Julia Reda
Group of the Greens/European Free Alliance

Julia Reda has a website that is available in 16 different languages, from English to Catalan. When she was working on her draft report on the current EU copyright framework, she provided a 30 second summary, a timetable as well as specific reactions from inside and outside the Parliament. But most importantly, she explained her report to her readers paragraph by paragraph, entering in a dialogue with them.

Jan Philipp Albrecht
Group of the Greens/European Free Alliance
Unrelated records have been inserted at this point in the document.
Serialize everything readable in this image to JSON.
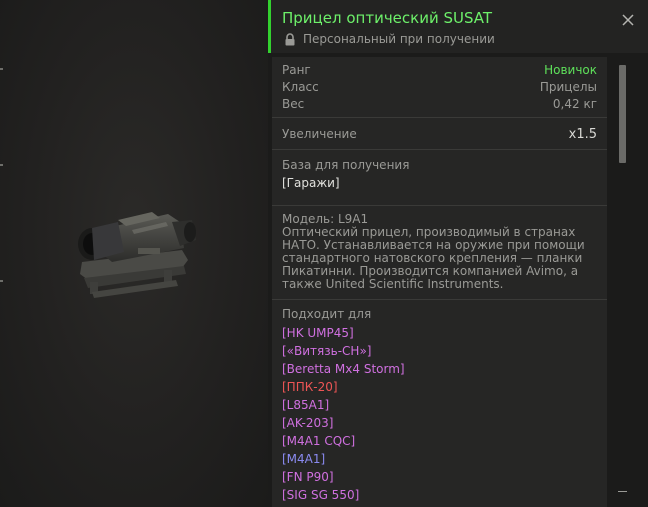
{
  "item": {
    "title": "Прицел оптический SUSAT",
    "binding": "Персональный при получении"
  },
  "stats": [
    {
      "label": "Ранг",
      "value": "Новичок"
    },
    {
      "label": "Класс",
      "value": "Прицелы"
    },
    {
      "label": "Вес",
      "value": "0,42 кг"
    }
  ],
  "zoom": {
    "label": "Увеличение",
    "value": "x1.5"
  },
  "base": {
    "label": "База для получения",
    "value": "[Гаражи]"
  },
  "description": {
    "model": "Модель: L9A1",
    "text": "Оптический прицел, производимый в странах НАТО. Устанавливается на оружие при помощи стандартного натовского крепления — планки Пикатинни. Производится компанией Avimo, а также United Scientific Instruments."
  },
  "fits": {
    "label": "Подходит для",
    "weapons": [
      {
        "name": "[HK UMP45]",
        "color": "#d070e0"
      },
      {
        "name": "[«Витязь-СН»]",
        "color": "#d070e0"
      },
      {
        "name": "[Beretta Mx4 Storm]",
        "color": "#d070e0"
      },
      {
        "name": "[ППК-20]",
        "color": "#ee5555"
      },
      {
        "name": "[L85A1]",
        "color": "#d070e0"
      },
      {
        "name": "[AK-203]",
        "color": "#d070e0"
      },
      {
        "name": "[M4A1 CQC]",
        "color": "#d070e0"
      },
      {
        "name": "[M4A1]",
        "color": "#8a8af0"
      },
      {
        "name": "[FN P90]",
        "color": "#d070e0"
      },
      {
        "name": "[SIG SG 550]",
        "color": "#d070e0"
      }
    ]
  },
  "colors": {
    "accent": "#33d12f",
    "title": "#6df06a",
    "rank": "#5ee05a"
  },
  "icons": {
    "lock": "lock-icon",
    "close": "close-icon"
  }
}
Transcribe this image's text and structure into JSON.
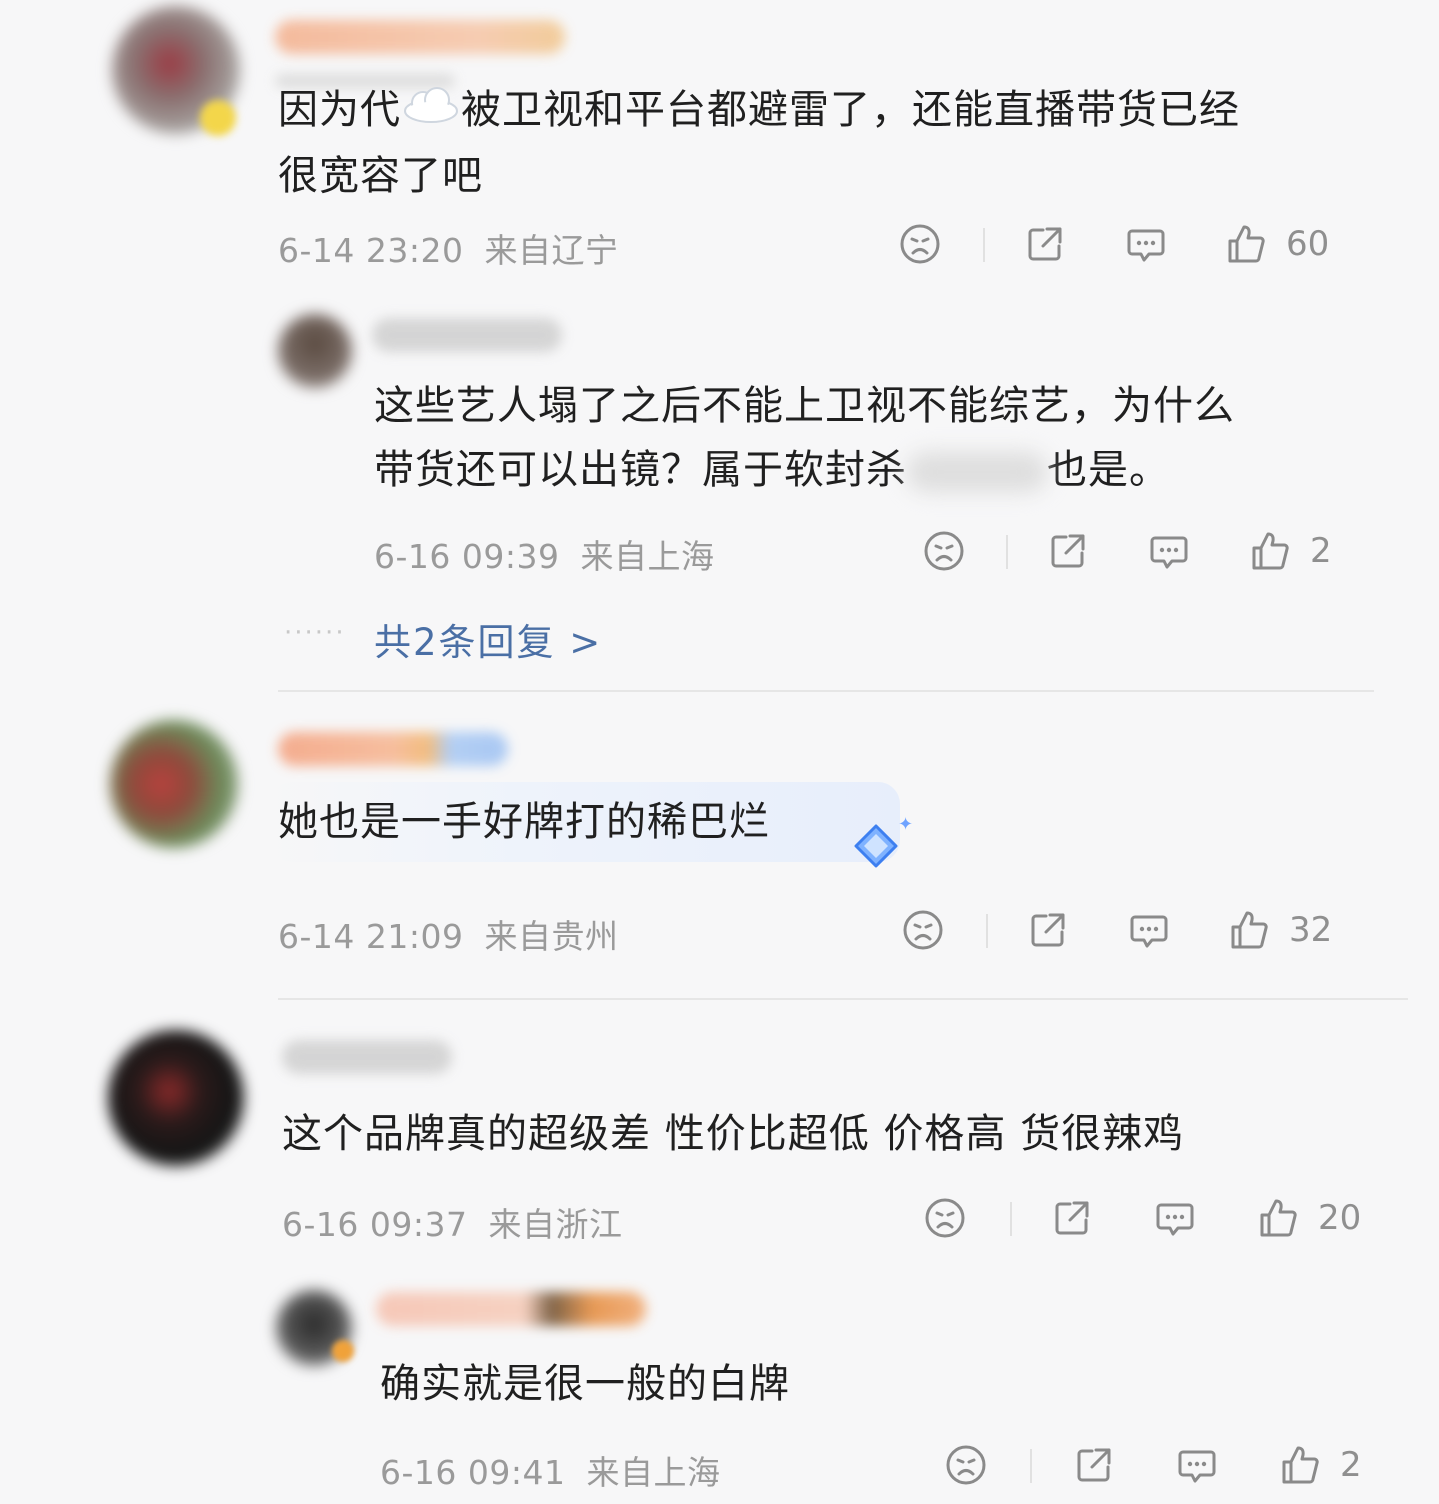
{
  "comments": [
    {
      "text": "因为代",
      "text_after_emoji": "被卫视和平台都避雷了，还能直播带货已经\n很宽容了吧",
      "emoji": "cloud-emoji",
      "time": "6-14 23:20",
      "location": "来自辽宁",
      "likes": "60",
      "reply": {
        "text": "这些艺人塌了之后不能上卫视不能综艺，为什么\n带货还可以出镜？属于软封杀",
        "text_tail": "也是。",
        "time": "6-16 09:39",
        "location": "来自上海",
        "likes": "2"
      },
      "more_replies": "共2条回复 >"
    },
    {
      "text": "她也是一手好牌打的稀巴烂",
      "time": "6-14 21:09",
      "location": "来自贵州",
      "likes": "32"
    },
    {
      "text": "这个品牌真的超级差 性价比超低 价格高 货很辣鸡",
      "time": "6-16 09:37",
      "location": "来自浙江",
      "likes": "20",
      "reply": {
        "text": "确实就是很一般的白牌",
        "time": "6-16 09:41",
        "location": "来自上海",
        "likes": "2"
      }
    }
  ],
  "colors": {
    "background": "#f7f7f8",
    "text": "#202020",
    "meta": "#9a9a9a",
    "link": "#4a6fa5",
    "icon": "#8a8a8a"
  },
  "dots": "······"
}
Jan Philipp Albrecht regularly enters in a very direct conversation with his voters and other interested people. He offers live chats on Facebook and Twitter where he answers questions submitted by citizens via social media, email or phone calls.